We're mildly concerned, but we think it's a waste of time for anyone to go after us. You can't stop this type of artistic creativity. It isn't competing with the markets of the original material, so why go after it? It would only further prove how backwards the mainstream music industry continues to be. Instead they should hire Girl Talk to distill all of their half-baked music into its more potent form. 7) How is Gillis different, or how has he distinguished himself from all the other mash-up/sampling DJs? What is exciting to you (as someone who runs his label) about Night Ripper? What makes it different from, say, the Avalanches record or the Grey Album?
Night Ripper is pure genius from beginning to end. There is no filler.
when VH1 is sending us a request for CDs and MTV.com is scheduling an interview with Gregg you know something is wrong. i'm waiting for TLC to call.
"I'm now a hyped band, get ready to hate me in approximately 1 year." -Gregg Gillis
No Justic, No Peace... Whatever
: "In the country's putative activist capital, all the protests and rallies may do more to sow apathy than draw people to the cause." from the SF Weekly (via Steev Hise's blog). speaking of Steev and activism, i'm really excited for the release of his DVD

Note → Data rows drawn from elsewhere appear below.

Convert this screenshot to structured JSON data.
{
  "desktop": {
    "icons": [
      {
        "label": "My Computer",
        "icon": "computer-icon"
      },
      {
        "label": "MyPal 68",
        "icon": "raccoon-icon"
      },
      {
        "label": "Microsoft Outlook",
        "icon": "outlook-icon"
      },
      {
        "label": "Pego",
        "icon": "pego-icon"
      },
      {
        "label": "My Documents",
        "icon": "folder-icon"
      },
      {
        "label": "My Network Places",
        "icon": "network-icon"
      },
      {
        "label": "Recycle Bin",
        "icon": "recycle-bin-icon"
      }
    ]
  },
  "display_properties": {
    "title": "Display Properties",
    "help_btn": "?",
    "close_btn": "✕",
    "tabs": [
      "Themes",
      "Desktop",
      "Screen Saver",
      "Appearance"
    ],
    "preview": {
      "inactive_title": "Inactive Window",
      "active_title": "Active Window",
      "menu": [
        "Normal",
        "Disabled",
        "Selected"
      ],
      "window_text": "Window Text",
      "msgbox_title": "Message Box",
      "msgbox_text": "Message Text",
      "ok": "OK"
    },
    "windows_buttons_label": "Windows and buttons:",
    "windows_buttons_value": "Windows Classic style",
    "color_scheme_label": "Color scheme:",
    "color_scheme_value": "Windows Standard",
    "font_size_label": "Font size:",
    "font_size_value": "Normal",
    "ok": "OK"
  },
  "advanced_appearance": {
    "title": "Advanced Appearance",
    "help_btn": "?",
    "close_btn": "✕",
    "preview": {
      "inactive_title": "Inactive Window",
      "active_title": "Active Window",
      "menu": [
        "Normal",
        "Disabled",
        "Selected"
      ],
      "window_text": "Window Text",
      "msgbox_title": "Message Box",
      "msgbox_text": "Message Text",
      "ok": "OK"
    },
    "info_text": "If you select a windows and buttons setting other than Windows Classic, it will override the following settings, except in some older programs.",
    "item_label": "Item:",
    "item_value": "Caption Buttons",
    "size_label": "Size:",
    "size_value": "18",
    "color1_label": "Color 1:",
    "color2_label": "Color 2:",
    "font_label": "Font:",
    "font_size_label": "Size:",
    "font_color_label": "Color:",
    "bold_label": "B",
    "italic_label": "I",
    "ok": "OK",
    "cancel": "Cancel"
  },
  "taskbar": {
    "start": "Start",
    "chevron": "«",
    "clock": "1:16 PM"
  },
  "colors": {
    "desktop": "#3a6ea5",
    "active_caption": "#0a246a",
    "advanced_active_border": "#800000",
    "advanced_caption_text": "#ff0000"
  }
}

. maybe video activism informs & entertains enough to gain supporters as opposed to the street protests this article discusses.
Night Ripper received a "Best New Music" review
and rating (8.4) from Pitchfork this morning. so, is the Pitchfork Effect
real or just overblown media hype? we'll soon find out!
"You don't sue Radiohead. Even if we're only talking Phil Selway and Jonny Greenwood, you do not sue Radiohead! And you sure as hell don't sue Harry Potter." full story
live TVOTR tracks on The Smudge of Ashen Fluff
. thank you for the internet.
"Back in the day, the average mix album was a collection of party tunes -- good-time music to get people on their feet. Unfortunately, somewhere in the '90s, the mix album was hijacked by the techno scene unless you were lucky enough to befriend some local deejays. Instead of going from Kool & The Gang to Kool Moe Dee, any mix tape found in the average record store was more likely to transition from DJ Tiesto to DJ Jean -- not that you'd notice anyway, since they'd both have sirens and synths wailing over a throbbing bass drum. The rave craze castrated the best part about mix tapes -- marveling as the deejay took you seamlessly from Dolly Parton to Grandmaster Flash." -from a review
i am giving a kid guitar lessons. he's taken for a year already. i haven't played a guitar in years. it should be fun. i'm excited! with my own music i've abandoned the direction i was going (sort of droned out melodic pulsating stuff) and am shifting into completely re-editing some of that material into a more song-ish direction and collaborating with SR to keep things grounded.